I tend to write a lot in nonrhyming couplets or triplets, but again, I’m not entirely sure why. I just know when a poem needs one or the other (or something completely different, like no separate stanzas at all). Sometimes thoughts cross my mind–is there some sort of dualism here? Or a trinitarian theme? But usually my gut makes the decision, then a person smarter than I points out how it all works together. I like it when that happens.
With Tania at AWP Conference–Seattle WA
Some poets’ work take your breath away or stop you in your tracks with an ‘aha’! Some will challenge you to see the world a different way than before.
Tania Runyan‘s work does all that. Of her many works, her two volumes of poetry based on Scripture prompts intrigued me the most. “Second Sky” is full of Pauline-Epistle-inspired musings, “Thousand Vessels'” pays a powerful and provocative tribute to 12 women of the Bible.
When I found out Tania would be in Seattle last Spring for the AWP Conference (Assn. of Writers and Writing Programs), I took the day off and got a free pass to attend the poetry panel she was participating in. (say that 3 times fast).
She let me hang out and drink coffee with she and her panel mates who were delightful as well. Then we schlepped about the books, visited her publisher’s table and I headed home.
I contacted her a few days later about an ‘interview’ for the blog and she was game.
Herewith the first installment of ‘Poets at Play–the Interviews’

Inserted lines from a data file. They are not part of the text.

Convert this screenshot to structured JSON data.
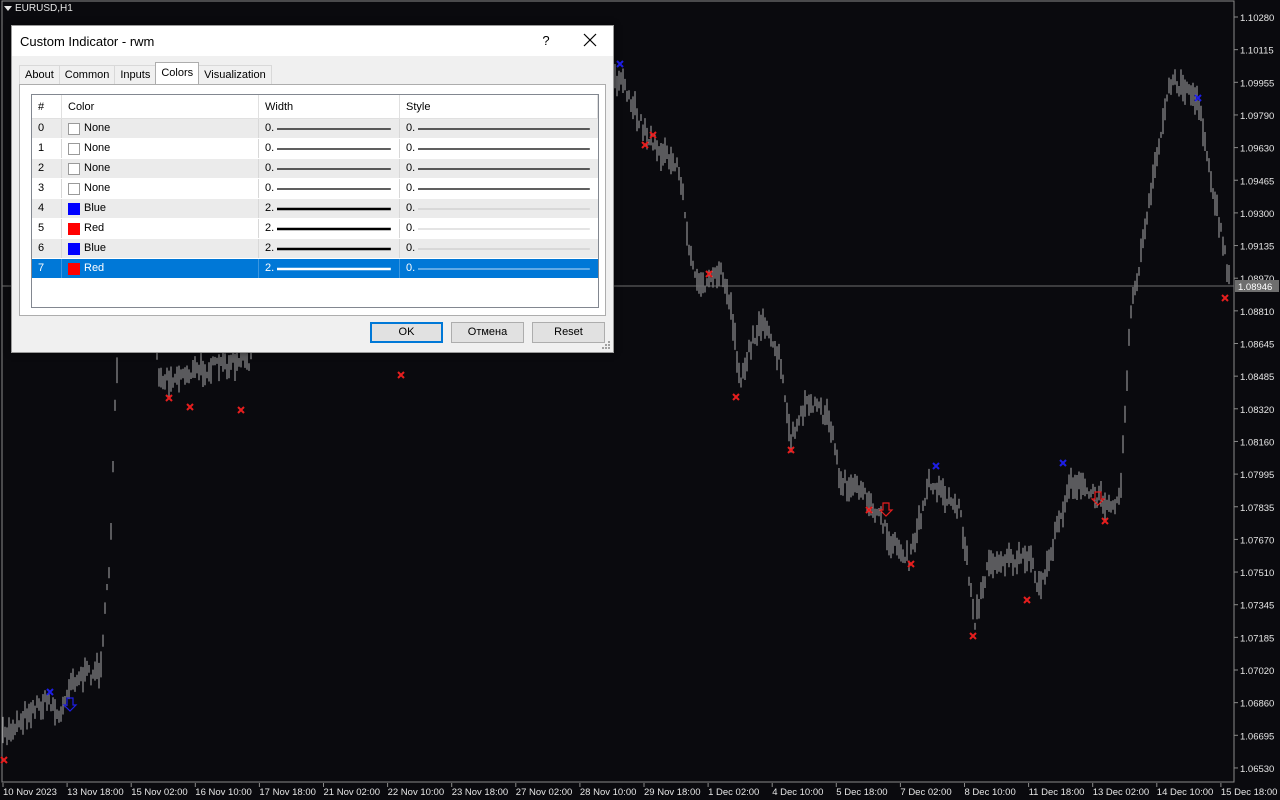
{
  "chart": {
    "symbol": "EURUSD,H1",
    "current_price": "1.08946",
    "price_ticks": [
      "1.10280",
      "1.10115",
      "1.09955",
      "1.09790",
      "1.09630",
      "1.09465",
      "1.09300",
      "1.09135",
      "1.08970",
      "1.08810",
      "1.08645",
      "1.08485",
      "1.08320",
      "1.08160",
      "1.07995",
      "1.07835",
      "1.07670",
      "1.07510",
      "1.07345",
      "1.07185",
      "1.07020",
      "1.06860",
      "1.06695",
      "1.06530"
    ],
    "time_ticks": [
      "10 Nov 2023",
      "13 Nov 18:00",
      "15 Nov 02:00",
      "16 Nov 10:00",
      "17 Nov 18:00",
      "21 Nov 02:00",
      "22 Nov 10:00",
      "23 Nov 18:00",
      "27 Nov 02:00",
      "28 Nov 10:00",
      "29 Nov 18:00",
      "1 Dec 02:00",
      "4 Dec 10:00",
      "5 Dec 18:00",
      "7 Dec 02:00",
      "8 Dec 10:00",
      "11 Dec 18:00",
      "13 Dec 02:00",
      "14 Dec 10:00",
      "15 Dec 18:00"
    ],
    "colors": {
      "background": "#0a0a0e",
      "bars": "#c8c8c8",
      "axis_text": "#e6e6e6",
      "buy": "#1e1ee6",
      "sell": "#e61e1e"
    }
  },
  "dialog": {
    "title": "Custom Indicator - rwm",
    "help_label": "?",
    "tabs": [
      {
        "label": "About",
        "active": false
      },
      {
        "label": "Common",
        "active": false
      },
      {
        "label": "Inputs",
        "active": false
      },
      {
        "label": "Colors",
        "active": true
      },
      {
        "label": "Visualization",
        "active": false
      }
    ],
    "columns": {
      "index": "#",
      "color": "Color",
      "width": "Width",
      "style": "Style"
    },
    "rows": [
      {
        "index": "0",
        "color_name": "None",
        "color_hex": "#ffffff",
        "width": "0.",
        "style": "0.",
        "width_weight": 1,
        "style_weight": 1
      },
      {
        "index": "1",
        "color_name": "None",
        "color_hex": "#ffffff",
        "width": "0.",
        "style": "0.",
        "width_weight": 1,
        "style_weight": 1
      },
      {
        "index": "2",
        "color_name": "None",
        "color_hex": "#ffffff",
        "width": "0.",
        "style": "0.",
        "width_weight": 1,
        "style_weight": 1
      },
      {
        "index": "3",
        "color_name": "None",
        "color_hex": "#ffffff",
        "width": "0.",
        "style": "0.",
        "width_weight": 1,
        "style_weight": 1
      },
      {
        "index": "4",
        "color_name": "Blue",
        "color_hex": "#0000ff",
        "width": "2.",
        "style": "0.",
        "width_weight": 2,
        "style_weight": 0
      },
      {
        "index": "5",
        "color_name": "Red",
        "color_hex": "#ff0000",
        "width": "2.",
        "style": "0.",
        "width_weight": 2,
        "style_weight": 0
      },
      {
        "index": "6",
        "color_name": "Blue",
        "color_hex": "#0000ff",
        "width": "2.",
        "style": "0.",
        "width_weight": 2,
        "style_weight": 0
      },
      {
        "index": "7",
        "color_name": "Red",
        "color_hex": "#ff0000",
        "width": "2.",
        "style": "0.",
        "width_weight": 2,
        "style_weight": 0,
        "selected": true
      }
    ],
    "buttons": {
      "ok": "OK",
      "cancel": "Отмена",
      "reset": "Reset"
    }
  }
}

1. “A Thousand Vessels” is filled with poetry prompted by your reading of particular women in the Bible. What was the catalyst for this volume? Any particular idea or incident?
While pregnant with my second daughter (and busily parenting a toddler), I decided to create a “non-materialistic” Christmas for my extended family by writing a suite of Nativity poems as a gift. I wrote each poem from the point of view of someone present at the Nativity and the days immediately following–Mary, Joseph, an angel, a shepherd, Anna, and Simeon. I was especially drawn to writing from Mary’s perspective and continued writing in her voice after Christmas. Then I moved on to Eve and Sarah, again drawn to their experiences with pregnancy and motherhood. At that point, I got the idea of writing an entire book arranged around women in the Bible. I determined to finish the manuscript before Rebecca was born–then went on to revise it several more times!
2. How do you start a poem? For example, in ‘Queen Esther’s Name Change’ (p. 42)
“With one word they have hurled me
To the heavens. I cannot believe…”
I don’t remember how I started that one, as it was written around a decade ago. But even with that excuse, it’s generally a hard question to answer! I usually start the process by freewriting rather stream-of-consciously and getting a “skeleton” idea of a poem. Then I isolate phrases I like and start forming lines and structure, changing, moving and sculpting as I go. It’s intuitive but not arbritrary, even if I have trouble explaining it! When it’s how it needs to be, I just know. Then when I look at it several months later, I change the lines all over again.
3. What about form?
Regarding the example above, it’s set in couplets. Then in ‘Children of Near Death’ (Jairus’ Daughter) you begin, “Edward, Drowning” with triplets (and they’re not rhyming triplets). How does one decide such a thing?
4. How do you find the TIME to write, given you’re a mom of 3 and have a more-than-part time tutoring job?
I’ve always tried to squeeze in some time, whether it be before the kids wake up or after they go to bed (though I’m not a great night writer). The biggest help arrived in the form of an NEA grant, which helped me pay a sitter to watch my two younger kids a couple afternoons a week as I worked on Second Sky. Now all three kids are in school all day, but it’s still tough to fit in quiet writing time. Always so many distractions, and it’s easy to get distracted from the hard work of poetry. Retreats and conferences do give me little boosts throughout the year. Often I generate several rough “skeletons” at a place like the Glen Workshop then work on them at home in the following months.
5. Many people write prose and poetry both. How did you decide (or what lead you) to go the route of poetry?
I started off wanting to be a playwright but found myself obsessing over the rhythm and sound of dialogue over anything else. Plot stressed me out. As I became more deeply immersed in poetry, I ended up choosing it as an emphasis for both my undergrad and graduate degrees. That said, I’ve been writing quite a bit of prose this past year or so, experimenting with flash fiction and writing creative nonfiction regularly for Image Journal’s Good Letters blog. I released How to Read a Poem, which, though about poetry, is prose. My wheels are turning again about writing another nonfiction book.
Any last words or thoughts?
Read poetry. Read it slowly and savor it, even if you don’t think you “get” it. The words will slowly infiltrate your bloodstream and enrich your life.